Table 7 shows that the production of wood per hectare in the ICLF_{1} treatment was higher than the productivity presented in the ICLF_{2}, which confirms the view that higher densities of trees give larger volumes of wood per area (^{Muller, Couto, Leite, & Brito, 2005}; ^{Ferreira et al., 2016}).
However, according to ^{Ferreira et al. (2016}), the differences in the wood volume per hectare between less-dense and more-dense populations tend to decrease with the increase in the average age of the population because of increased competition for water, lighting, nutrients and space among individuals in the more-dense population, which thus reduces their growth rate. It is important to note that in large spacings, such as those of the present study, it is necessary to use a longer period of time so that the productivities of different spatial arrangements can become similar and the necessary resources for the growth of plants will be available for a long time.

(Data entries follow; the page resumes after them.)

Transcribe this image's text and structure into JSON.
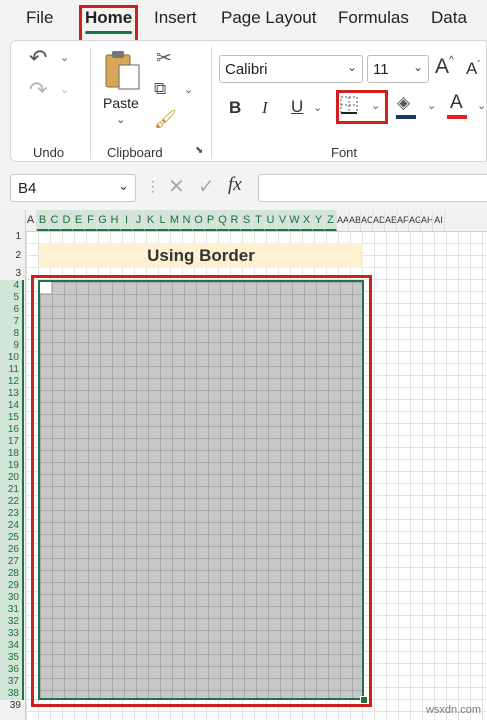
{
  "menu": {
    "tabs": [
      "File",
      "Home",
      "Insert",
      "Page Layout",
      "Formulas",
      "Data"
    ],
    "active_tab": "Home"
  },
  "ribbon": {
    "undo_group": {
      "label": "Undo"
    },
    "clipboard_group": {
      "label": "Clipboard",
      "paste_label": "Paste"
    },
    "font_group": {
      "label": "Font",
      "font_name": "Calibri",
      "font_size": "11",
      "bold": "B",
      "italic": "I",
      "underline": "U",
      "font_color_glyph": "A",
      "grow_glyph": "A",
      "shrink_glyph": "A"
    }
  },
  "formula_bar": {
    "name_box": "B4",
    "fx_label": "fx"
  },
  "sheet": {
    "columns": [
      "A",
      "B",
      "C",
      "D",
      "E",
      "F",
      "G",
      "H",
      "I",
      "J",
      "K",
      "L",
      "M",
      "N",
      "O",
      "P",
      "Q",
      "R",
      "S",
      "T",
      "U",
      "V",
      "W",
      "X",
      "Y",
      "Z",
      "AA",
      "AB",
      "AC",
      "AD",
      "AE",
      "AF",
      "AG",
      "AH",
      "AI"
    ],
    "rows": [
      "1",
      "2",
      "3",
      "4",
      "5",
      "6",
      "7",
      "8",
      "9",
      "10",
      "11",
      "12",
      "13",
      "14",
      "15",
      "16",
      "17",
      "18",
      "19",
      "20",
      "21",
      "22",
      "23",
      "24",
      "25",
      "26",
      "27",
      "28",
      "29",
      "30",
      "31",
      "32",
      "33",
      "34",
      "35",
      "36",
      "37",
      "38",
      "39"
    ],
    "title_cell": "Using Border"
  },
  "colors": {
    "accent_green": "#217346",
    "highlight_red": "#d11f1f",
    "title_fill": "#fdf1d1",
    "selection_fill": "#c8c8c8"
  },
  "watermark": "wsxdn.com"
}
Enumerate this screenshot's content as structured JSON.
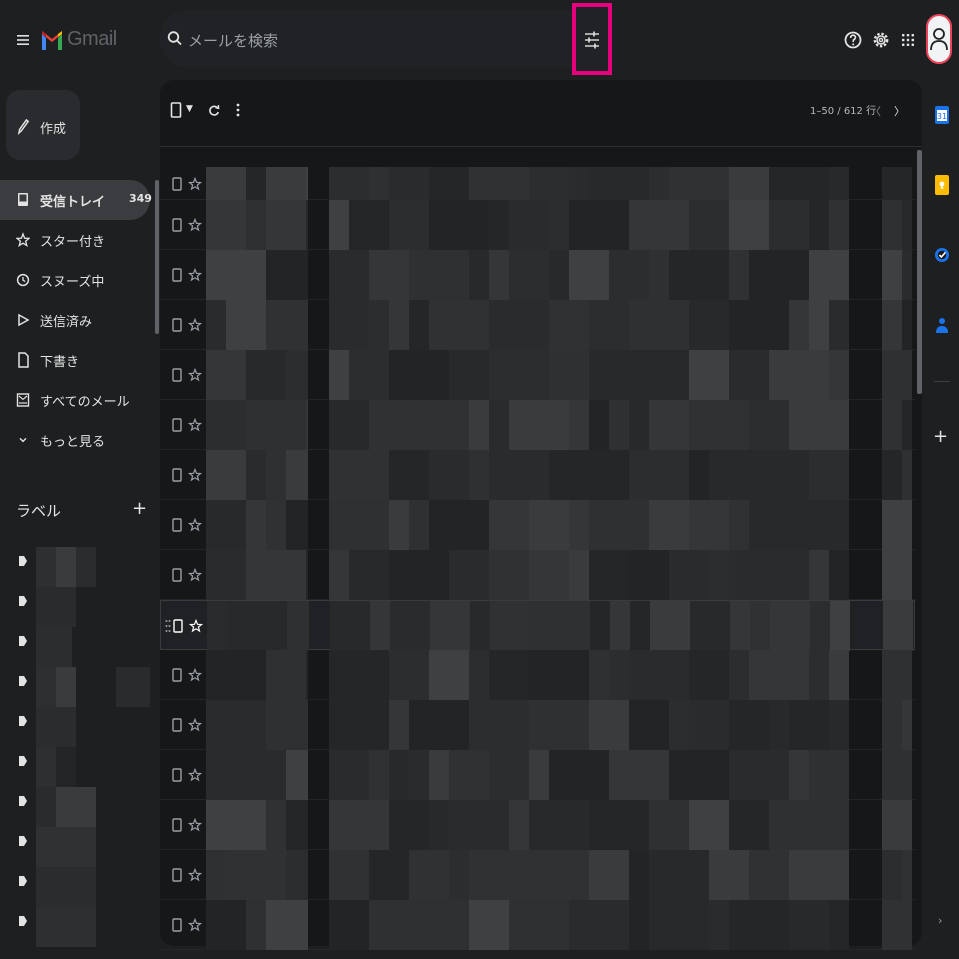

Conclusion
The characteristics of total height, Diameter at Breast Height (DBH) and wood volume per tree were not influenced by spatial arrangements of simple lines until six years after the planting, but the number of plants heavily influenced the wood volume per hectare. The Richards nonlinear model estimated the individual heights of trees with greater accuracy, and the Takata nonlinear model estimated the individual volume of wood with bark with greater accuracy. There is a relationship between the height of the individuals and the DBH in crop-livestock-forest integration systems, as well as a relationship between volume and height and DAP.